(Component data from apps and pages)
☆ ☆ ☆ ☆ ☆ ☆ ☆
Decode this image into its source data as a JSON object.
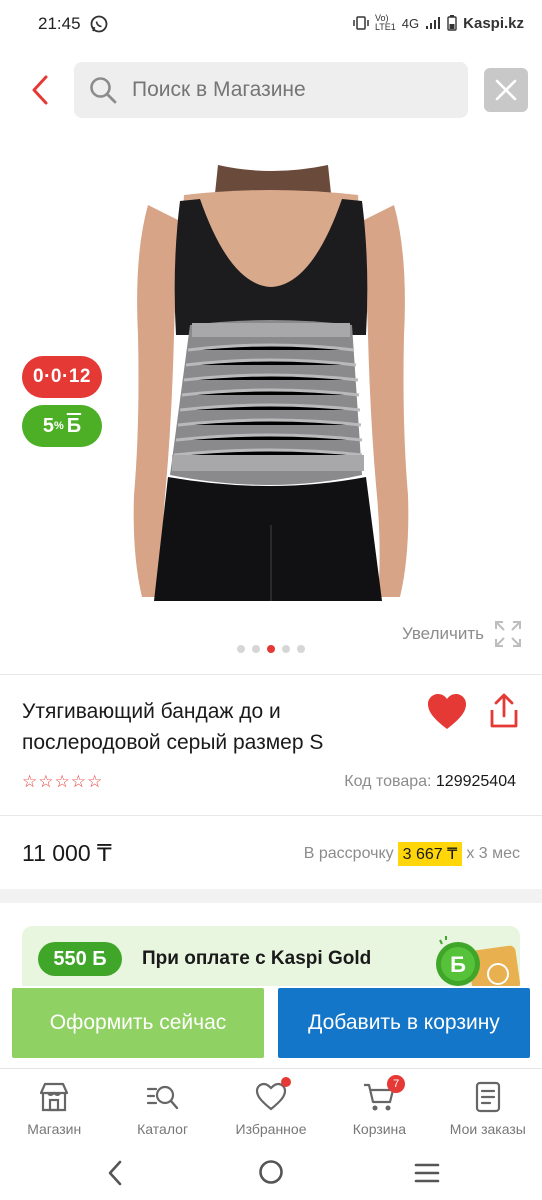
{
  "status": {
    "time": "21:45",
    "network": "4G",
    "brand": "Kaspi.kz"
  },
  "search": {
    "placeholder": "Поиск в Магазине"
  },
  "badges": {
    "installment": "0·0·12",
    "bonus_value": "5",
    "bonus_unit": "%",
    "bonus_symbol": "Б"
  },
  "gallery": {
    "zoom_label": "Увеличить",
    "dots_total": 5,
    "active_dot": 3
  },
  "product": {
    "title": "Утягивающий бандаж до и послеродовой серый размер S",
    "rating": 0,
    "sku_label": "Код товара:",
    "sku": "129925404",
    "price": "11 000 ₸",
    "installment_prefix": "В рассрочку",
    "installment_amount": "3 667 ₸",
    "installment_suffix": "х 3 мес"
  },
  "promo": {
    "badge": "550 Б",
    "text": "При оплате с Kaspi Gold"
  },
  "actions": {
    "checkout": "Оформить сейчас",
    "add_to_cart": "Добавить в корзину"
  },
  "nav": {
    "items": [
      {
        "label": "Магазин",
        "icon": "shop-icon"
      },
      {
        "label": "Каталог",
        "icon": "catalog-icon"
      },
      {
        "label": "Избранное",
        "icon": "heart-icon"
      },
      {
        "label": "Корзина",
        "icon": "cart-icon"
      },
      {
        "label": "Мои заказы",
        "icon": "orders-icon"
      }
    ],
    "cart_count": "7"
  },
  "colors": {
    "accent_red": "#e53935",
    "bonus_green": "#4caf25",
    "cart_blue": "#1476c8",
    "checkout_green": "#8fd162",
    "highlight_yellow": "#ffd60a"
  }
}
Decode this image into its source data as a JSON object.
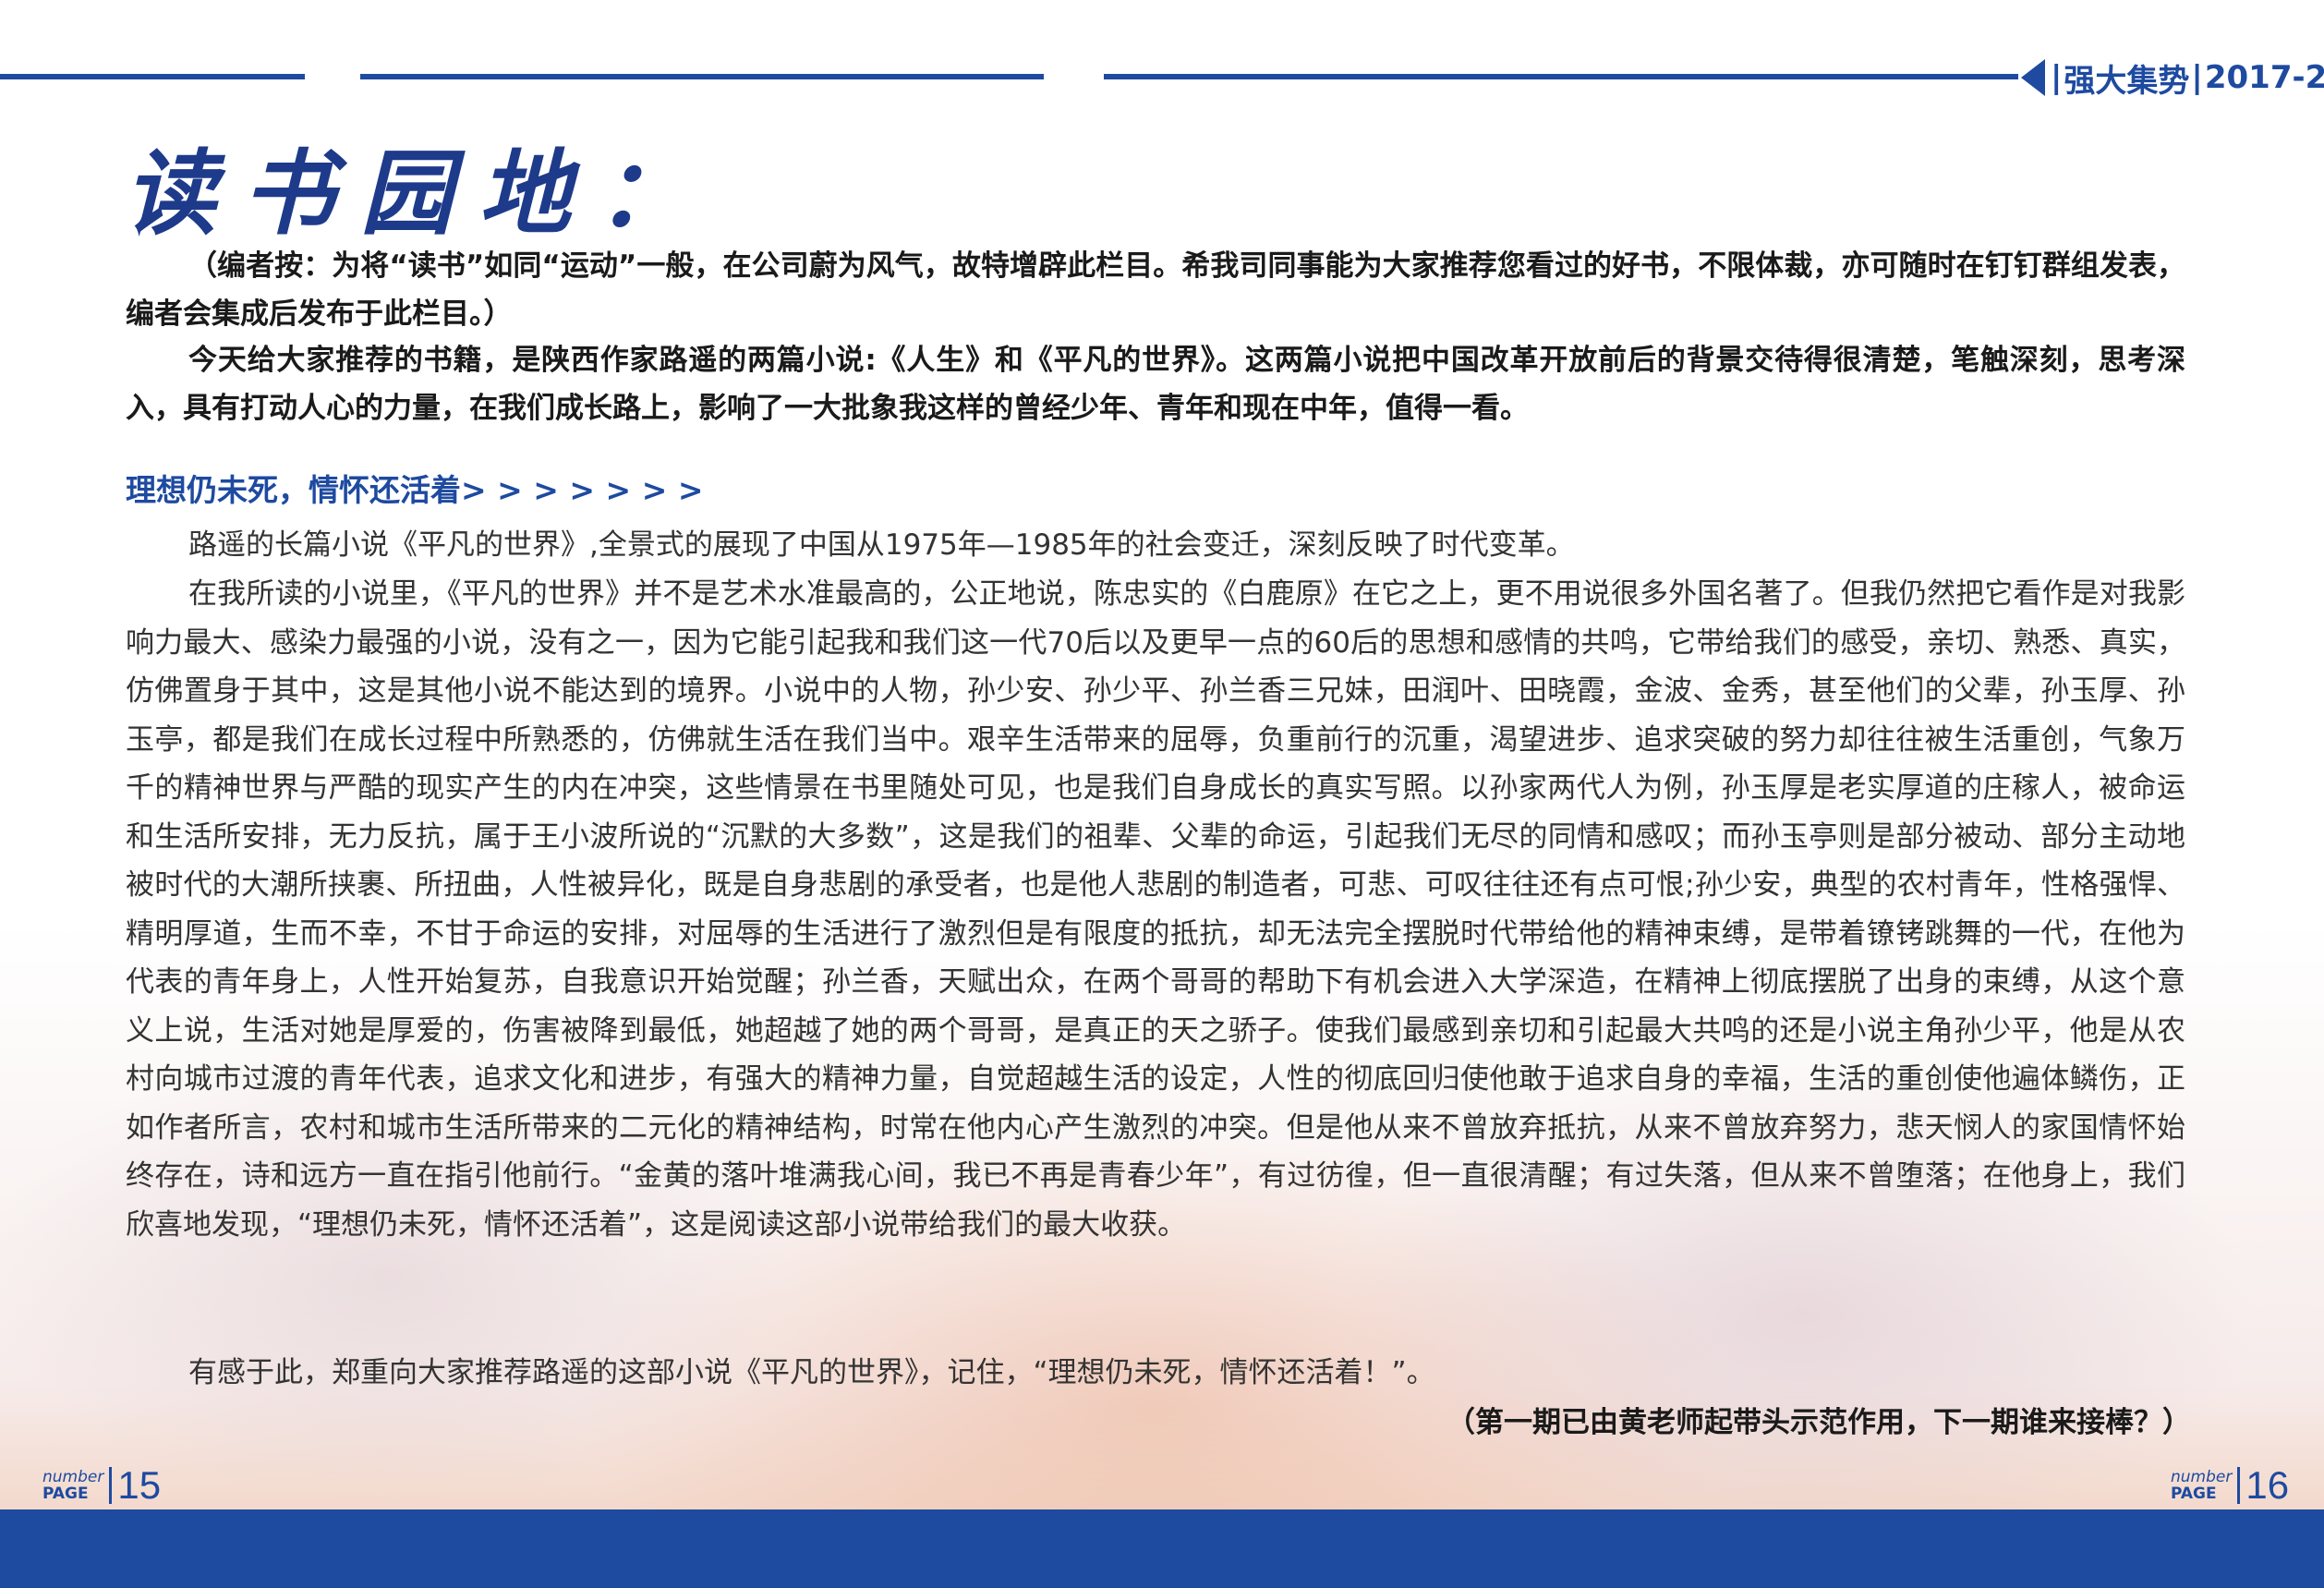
{
  "header": {
    "magazine": "强大集势",
    "issue": "2017-2"
  },
  "page_title": "读书园地：",
  "intro": {
    "editor_note": "（编者按：为将“读书”如同“运动”一般，在公司蔚为风气，故特增辟此栏目。希我司同事能为大家推荐您看过的好书，不限体裁，亦可随时在钉钉群组发表，编者会集成后发布于此栏目。）",
    "recommendation": "今天给大家推荐的书籍，是陕西作家路遥的两篇小说:《人生》和《平凡的世界》。这两篇小说把中国改革开放前后的背景交待得很清楚，笔触深刻，思考深入，具有打动人心的力量，在我们成长路上，影响了一大批象我这样的曾经少年、青年和现在中年，值得一看。"
  },
  "section": {
    "heading": "理想仍未死，情怀还活着> > > > > > >",
    "paragraphs": [
      "路遥的长篇小说《平凡的世界》,全景式的展现了中国从1975年—1985年的社会变迁，深刻反映了时代变革。",
      "在我所读的小说里，《平凡的世界》并不是艺术水准最高的，公正地说，陈忠实的《白鹿原》在它之上，更不用说很多外国名著了。但我仍然把它看作是对我影响力最大、感染力最强的小说，没有之一，因为它能引起我和我们这一代70后以及更早一点的60后的思想和感情的共鸣，它带给我们的感受，亲切、熟悉、真实，仿佛置身于其中，这是其他小说不能达到的境界。小说中的人物，孙少安、孙少平、孙兰香三兄妹，田润叶、田晓霞，金波、金秀，甚至他们的父辈，孙玉厚、孙玉亭，都是我们在成长过程中所熟悉的，仿佛就生活在我们当中。艰辛生活带来的屈辱，负重前行的沉重，渴望进步、追求突破的努力却往往被生活重创，气象万千的精神世界与严酷的现实产生的内在冲突，这些情景在书里随处可见，也是我们自身成长的真实写照。以孙家两代人为例，孙玉厚是老实厚道的庄稼人，被命运和生活所安排，无力反抗，属于王小波所说的“沉默的大多数”，这是我们的祖辈、父辈的命运，引起我们无尽的同情和感叹；而孙玉亭则是部分被动、部分主动地被时代的大潮所挟裹、所扭曲，人性被异化，既是自身悲剧的承受者，也是他人悲剧的制造者，可悲、可叹往往还有点可恨;孙少安，典型的农村青年，性格强悍、精明厚道，生而不幸，不甘于命运的安排，对屈辱的生活进行了激烈但是有限度的抵抗，却无法完全摆脱时代带给他的精神束缚，是带着镣铐跳舞的一代，在他为代表的青年身上，人性开始复苏，自我意识开始觉醒；孙兰香，天赋出众，在两个哥哥的帮助下有机会进入大学深造，在精神上彻底摆脱了出身的束缚，从这个意义上说，生活对她是厚爱的，伤害被降到最低，她超越了她的两个哥哥，是真正的天之骄子。使我们最感到亲切和引起最大共鸣的还是小说主角孙少平，他是从农村向城市过渡的青年代表，追求文化和进步，有强大的精神力量，自觉超越生活的设定，人性的彻底回归使他敢于追求自身的幸福，生活的重创使他遍体鳞伤，正如作者所言，农村和城市生活所带来的二元化的精神结构，时常在他内心产生激烈的冲突。但是他从来不曾放弃抵抗，从来不曾放弃努力，悲天悯人的家国情怀始终存在，诗和远方一直在指引他前行。“金黄的落叶堆满我心间，我已不再是青春少年”，有过彷徨，但一直很清醒；有过失落，但从来不曾堕落；在他身上，我们欣喜地发现，“理想仍未死，情怀还活着”，这是阅读这部小说带给我们的最大收获。",
      "有感于此，郑重向大家推荐路遥的这部小说《平凡的世界》，记住，“理想仍未死，情怀还活着！”。"
    ],
    "closing_note": "（第一期已由黄老师起带头示范作用，下一期谁来接棒？）"
  },
  "page_numbers": {
    "label_top": "number",
    "label_bottom": "PAGE",
    "left": "15",
    "right": "16"
  },
  "colors": {
    "brand_blue": "#1e4aa0",
    "title_blue": "#1e3a8a"
  }
}
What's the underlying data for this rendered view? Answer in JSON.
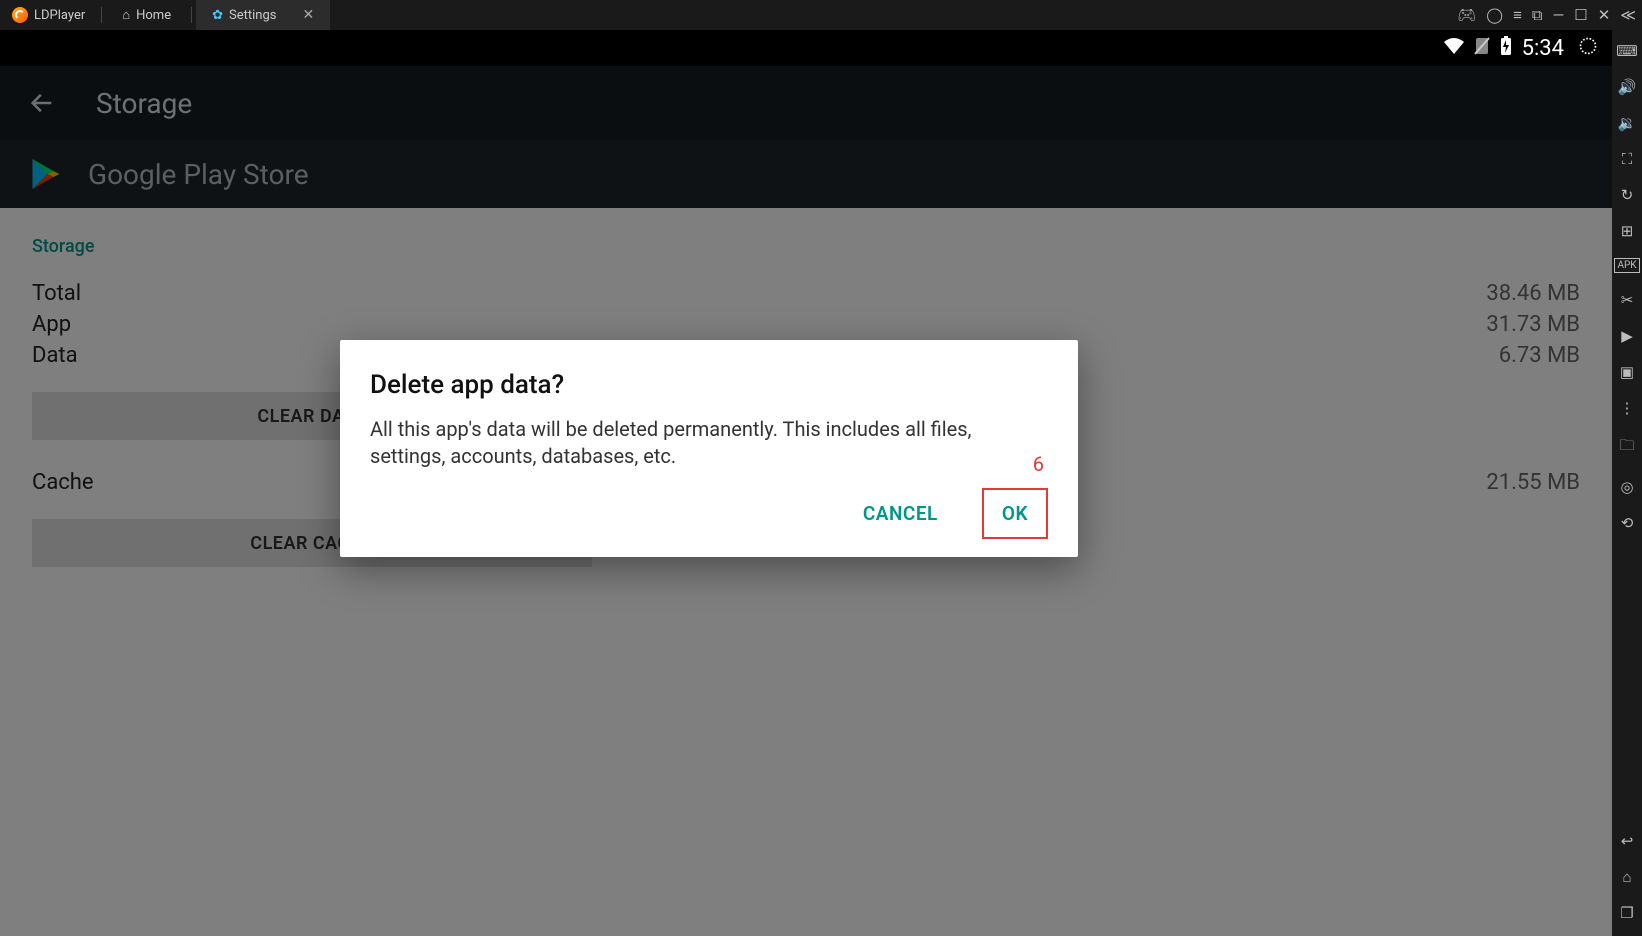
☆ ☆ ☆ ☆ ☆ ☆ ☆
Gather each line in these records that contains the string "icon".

        "icon": "shop-icon"
        "icon": "catalog-icon"
        "icon": "heart-icon"
        "icon": "cart-icon"
        "icon": "orders-icon"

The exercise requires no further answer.